NYHIST-L Archives

December 1998


Options: Use Monospaced Font
Show Text Part by Default
Show All Mail Headers

Message: [<< First] [< Prev] [Next >] [Last >>]
Topic: [<< First] [< Prev] [Next >] [Last >>]
Author: [<< First] [< Prev] [Next >] [Last >>]

Print Reply
Phil Lord <[log in to unmask]>
Reply To:
A LISTSERV list for discussions pertaining to New York State history." <[log in to unmask]>
Mon, 21 Dec 1998 12:36:47 -0500
text/plain (30 lines)
Actually this has nothing to do with bears, but two out of three ain't bad.

Increasingly, over the past few years, I have seen the emergence of the relic collector, or metal detector hobbyist, as a component of the burden, and opportunity, of museum and public agency collections management. And when I use the term "collections management" I am including all the work that goes into preservation of sites as well as objects, for sites are merely one form of artifact repository.

As over the counter technology becomes more sophisticated, and the declining cost of seemingly everything electronic these days places in the hands of diggers and divers tools which only the military had a decade ago, we are seeing more and more objects of historic interest or significance moving about the "marketplace". And here the term is used in the broadest sense, to include the trade and donation of artifacts as well as their sale.

I started this message using the term "emergence", but in the often covert activity of digging and collecting archeological objects, it may be that it is the activity which has emerged into the daylight, rather than the scope of the activity that has grown. Recently people are openly offering Revolutionary War and Civil War artifacts, which they admit they dug up, on the Internet auction sites.

But whatever the cause, people who manage public or semi-public collections, will increasingly be offered artifacts that were obtained by nonprofessional excavation. As life-long collectors grow old and pass on, their collections are often offered to a public venue as a way of preserving them. And as programs aimed at bringing collectors into a more socially conscious frame of mind begin to have their effect, collections previously secreted away in garages and basements will now be "turned over" to museums, historical societies and other public institutions.
The ethical, and legal, issue, and the one I would like to see discussed here, is what is the appropriate response to the offer of these things, wonderful or mundane as they may be?

First of all, in New York State, objects collected from public lands belong to the State. All objects on public lands belong to the State - or more correctly "the People of the State of New York", for it is the interest of all the people which the "State" (in the narrow sense) is mandated to protect. Additionally, all objects on public lands of historic or scientific significance are also protected by other laws from being removed, excavated, damaged, etc.

But really it is much simpler than that.
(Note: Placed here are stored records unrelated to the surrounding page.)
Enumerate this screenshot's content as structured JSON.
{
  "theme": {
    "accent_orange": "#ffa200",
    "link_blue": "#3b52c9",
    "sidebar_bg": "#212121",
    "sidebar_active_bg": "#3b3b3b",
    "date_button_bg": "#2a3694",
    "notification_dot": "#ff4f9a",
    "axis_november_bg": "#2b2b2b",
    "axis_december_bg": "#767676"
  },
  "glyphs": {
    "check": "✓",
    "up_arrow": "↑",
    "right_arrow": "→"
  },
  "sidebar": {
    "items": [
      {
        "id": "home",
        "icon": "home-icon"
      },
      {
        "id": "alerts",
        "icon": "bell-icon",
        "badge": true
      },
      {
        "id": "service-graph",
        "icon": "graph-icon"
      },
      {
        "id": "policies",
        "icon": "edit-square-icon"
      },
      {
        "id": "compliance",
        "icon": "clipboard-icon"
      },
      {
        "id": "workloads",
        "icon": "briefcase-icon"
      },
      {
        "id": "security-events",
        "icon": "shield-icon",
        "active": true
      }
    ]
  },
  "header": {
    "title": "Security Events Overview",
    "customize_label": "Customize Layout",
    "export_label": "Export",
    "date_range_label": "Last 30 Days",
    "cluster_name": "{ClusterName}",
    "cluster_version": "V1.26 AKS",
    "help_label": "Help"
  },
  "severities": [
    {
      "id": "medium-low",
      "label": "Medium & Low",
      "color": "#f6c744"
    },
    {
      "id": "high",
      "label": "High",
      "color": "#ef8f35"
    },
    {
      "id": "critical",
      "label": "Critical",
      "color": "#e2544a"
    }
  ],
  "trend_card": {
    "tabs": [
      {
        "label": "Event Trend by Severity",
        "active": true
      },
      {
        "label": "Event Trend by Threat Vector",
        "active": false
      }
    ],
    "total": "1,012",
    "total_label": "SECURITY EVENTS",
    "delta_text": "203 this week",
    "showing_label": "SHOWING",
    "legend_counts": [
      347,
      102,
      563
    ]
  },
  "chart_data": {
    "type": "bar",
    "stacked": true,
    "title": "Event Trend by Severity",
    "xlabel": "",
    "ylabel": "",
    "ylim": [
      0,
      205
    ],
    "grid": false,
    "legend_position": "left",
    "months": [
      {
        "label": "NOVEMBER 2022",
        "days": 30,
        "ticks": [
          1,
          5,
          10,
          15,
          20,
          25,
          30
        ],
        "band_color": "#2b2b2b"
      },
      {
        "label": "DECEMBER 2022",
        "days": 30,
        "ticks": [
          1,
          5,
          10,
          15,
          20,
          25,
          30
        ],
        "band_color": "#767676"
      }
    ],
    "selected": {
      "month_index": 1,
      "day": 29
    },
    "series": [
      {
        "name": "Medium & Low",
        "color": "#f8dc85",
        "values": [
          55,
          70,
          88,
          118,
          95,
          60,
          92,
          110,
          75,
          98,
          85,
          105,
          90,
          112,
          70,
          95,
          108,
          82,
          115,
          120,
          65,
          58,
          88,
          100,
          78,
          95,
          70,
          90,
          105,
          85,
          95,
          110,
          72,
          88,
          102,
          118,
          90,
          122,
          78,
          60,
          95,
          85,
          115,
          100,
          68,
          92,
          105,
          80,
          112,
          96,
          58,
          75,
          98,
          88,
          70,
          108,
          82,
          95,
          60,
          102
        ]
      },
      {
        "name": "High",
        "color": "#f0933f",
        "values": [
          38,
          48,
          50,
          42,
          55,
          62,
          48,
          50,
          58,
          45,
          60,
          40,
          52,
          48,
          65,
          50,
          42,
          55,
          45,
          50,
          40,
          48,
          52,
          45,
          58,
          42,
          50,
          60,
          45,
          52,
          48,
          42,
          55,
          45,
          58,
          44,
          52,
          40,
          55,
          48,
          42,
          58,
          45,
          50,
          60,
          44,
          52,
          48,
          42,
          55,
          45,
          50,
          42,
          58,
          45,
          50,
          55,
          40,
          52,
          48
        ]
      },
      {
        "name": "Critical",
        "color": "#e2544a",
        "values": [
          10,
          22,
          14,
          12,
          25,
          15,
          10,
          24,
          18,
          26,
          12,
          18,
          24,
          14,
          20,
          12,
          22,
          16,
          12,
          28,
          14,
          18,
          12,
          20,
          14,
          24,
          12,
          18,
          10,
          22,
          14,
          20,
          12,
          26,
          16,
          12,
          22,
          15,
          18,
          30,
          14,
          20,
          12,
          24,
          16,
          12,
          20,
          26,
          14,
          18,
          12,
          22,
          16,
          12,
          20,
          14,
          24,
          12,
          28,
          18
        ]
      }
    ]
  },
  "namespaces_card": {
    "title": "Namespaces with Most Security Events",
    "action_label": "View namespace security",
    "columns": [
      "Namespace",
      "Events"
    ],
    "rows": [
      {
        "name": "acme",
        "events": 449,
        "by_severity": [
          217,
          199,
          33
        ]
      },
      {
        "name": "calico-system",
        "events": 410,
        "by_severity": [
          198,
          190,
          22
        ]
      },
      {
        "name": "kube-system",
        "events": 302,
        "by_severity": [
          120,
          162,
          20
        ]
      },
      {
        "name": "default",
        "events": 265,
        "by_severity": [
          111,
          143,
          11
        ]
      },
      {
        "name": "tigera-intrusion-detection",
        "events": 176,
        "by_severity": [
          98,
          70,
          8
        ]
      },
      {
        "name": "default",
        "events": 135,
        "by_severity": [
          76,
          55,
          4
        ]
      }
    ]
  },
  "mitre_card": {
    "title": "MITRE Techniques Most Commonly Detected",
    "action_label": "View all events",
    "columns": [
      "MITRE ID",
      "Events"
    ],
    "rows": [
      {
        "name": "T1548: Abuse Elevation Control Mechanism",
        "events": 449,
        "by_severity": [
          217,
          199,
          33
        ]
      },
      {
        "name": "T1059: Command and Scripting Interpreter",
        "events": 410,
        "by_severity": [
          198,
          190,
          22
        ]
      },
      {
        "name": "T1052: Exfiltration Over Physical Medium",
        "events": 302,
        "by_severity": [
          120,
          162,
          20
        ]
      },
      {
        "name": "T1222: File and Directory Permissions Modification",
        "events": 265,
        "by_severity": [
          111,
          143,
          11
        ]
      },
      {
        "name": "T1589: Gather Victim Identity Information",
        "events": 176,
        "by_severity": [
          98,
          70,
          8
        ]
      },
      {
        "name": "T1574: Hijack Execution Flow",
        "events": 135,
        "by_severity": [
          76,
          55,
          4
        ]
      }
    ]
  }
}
Things buried in the ground belong to the landowner - any landowner. If the metal detectorist (I think this is a term used in the UK) carefully avoids some state or federal property and digs up the objects on private land, he is no more at liberty to keep them than if dug on public lands. The farmer or homeowner owns these objects, and the collector needs formal transfer of title before he can claim them as his own.

This is a lesson that hit hard a while back, when professional archeologists who excavated, often for years and always with permission of the landowner, realized that the objects could be re-claimed by the owner unless they had executed an agreement up front that the university or museum could keep them.

So the dilemma, as I see it, is the public institution wanting to "salvage" these pilfered objects from going to the local landfill or swap meet, but having no hope of clear title. While the collector may be more than willing to sign them over to the museum, the collector himself has no title to them, and there is little hope of getting that, in most cases.

So much more so for the person who tries to auction or sell these things over the Internet or by any other means. They are not any more free to be sold than any other type of "hot" item, stolen from its righful owner. 

So that is the case. Is there an ethical imperative? Is there a practical solution? In taking the high road and rejecting these objects, do we condemn them to the very type of open market disposal we dread?  By accepting them do we place ourselves at risk? Any reactions or comments?

Philip Lord, Jr.
Acting Chief, Historical Survey
New York State Museum
Albany, NY 12230
[log in to unmask]